● **TO DO**: Pick out each line of the records in which the word "Marketplace" appears.

● **RECORD SET**:
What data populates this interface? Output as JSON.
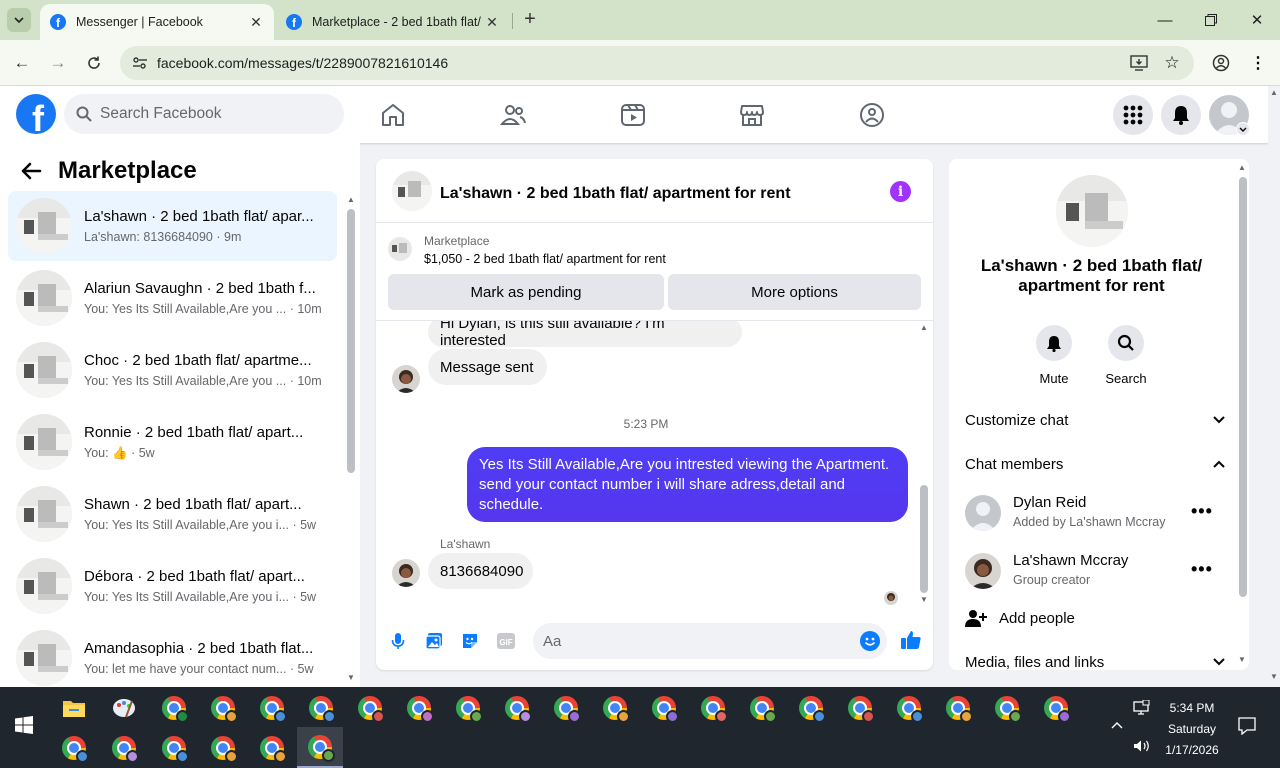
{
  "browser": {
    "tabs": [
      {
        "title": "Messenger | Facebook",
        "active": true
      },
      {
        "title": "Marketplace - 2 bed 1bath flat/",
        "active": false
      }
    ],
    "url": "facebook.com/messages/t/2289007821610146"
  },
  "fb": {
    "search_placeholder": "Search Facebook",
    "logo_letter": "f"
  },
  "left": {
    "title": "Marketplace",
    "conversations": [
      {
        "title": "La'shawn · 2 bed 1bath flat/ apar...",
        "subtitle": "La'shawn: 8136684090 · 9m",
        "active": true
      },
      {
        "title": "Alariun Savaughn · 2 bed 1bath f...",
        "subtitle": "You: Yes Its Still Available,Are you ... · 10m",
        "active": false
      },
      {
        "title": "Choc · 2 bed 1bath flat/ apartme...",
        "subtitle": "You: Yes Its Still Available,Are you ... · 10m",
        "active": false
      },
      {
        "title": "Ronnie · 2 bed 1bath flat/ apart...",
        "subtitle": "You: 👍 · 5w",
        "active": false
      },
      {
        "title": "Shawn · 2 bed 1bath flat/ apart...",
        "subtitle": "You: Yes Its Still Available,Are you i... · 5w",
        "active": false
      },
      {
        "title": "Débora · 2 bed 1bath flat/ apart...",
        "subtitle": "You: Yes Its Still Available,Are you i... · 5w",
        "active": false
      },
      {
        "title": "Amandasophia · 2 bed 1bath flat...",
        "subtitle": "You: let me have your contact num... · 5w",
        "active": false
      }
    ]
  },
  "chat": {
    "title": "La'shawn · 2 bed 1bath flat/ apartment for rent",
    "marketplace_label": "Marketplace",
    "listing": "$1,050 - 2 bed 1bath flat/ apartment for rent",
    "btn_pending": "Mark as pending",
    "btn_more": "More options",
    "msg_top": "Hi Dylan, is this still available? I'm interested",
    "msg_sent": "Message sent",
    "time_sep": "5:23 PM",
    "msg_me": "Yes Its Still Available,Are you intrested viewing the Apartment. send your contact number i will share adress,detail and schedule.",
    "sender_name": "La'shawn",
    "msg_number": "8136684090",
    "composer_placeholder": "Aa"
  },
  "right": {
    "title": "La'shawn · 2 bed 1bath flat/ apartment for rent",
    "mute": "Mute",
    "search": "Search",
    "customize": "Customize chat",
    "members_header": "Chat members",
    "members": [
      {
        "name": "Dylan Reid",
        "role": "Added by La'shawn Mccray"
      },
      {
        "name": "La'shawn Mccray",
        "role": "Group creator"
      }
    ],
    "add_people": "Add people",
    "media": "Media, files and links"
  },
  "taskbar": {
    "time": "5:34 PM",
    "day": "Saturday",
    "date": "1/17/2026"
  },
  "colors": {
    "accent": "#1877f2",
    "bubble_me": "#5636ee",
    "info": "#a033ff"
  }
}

● **YOUR RESPONSE**:
        "title": "Marketplace - 2 bed 1bath flat/",
    "title": "Marketplace",
    "marketplace_label": "Marketplace",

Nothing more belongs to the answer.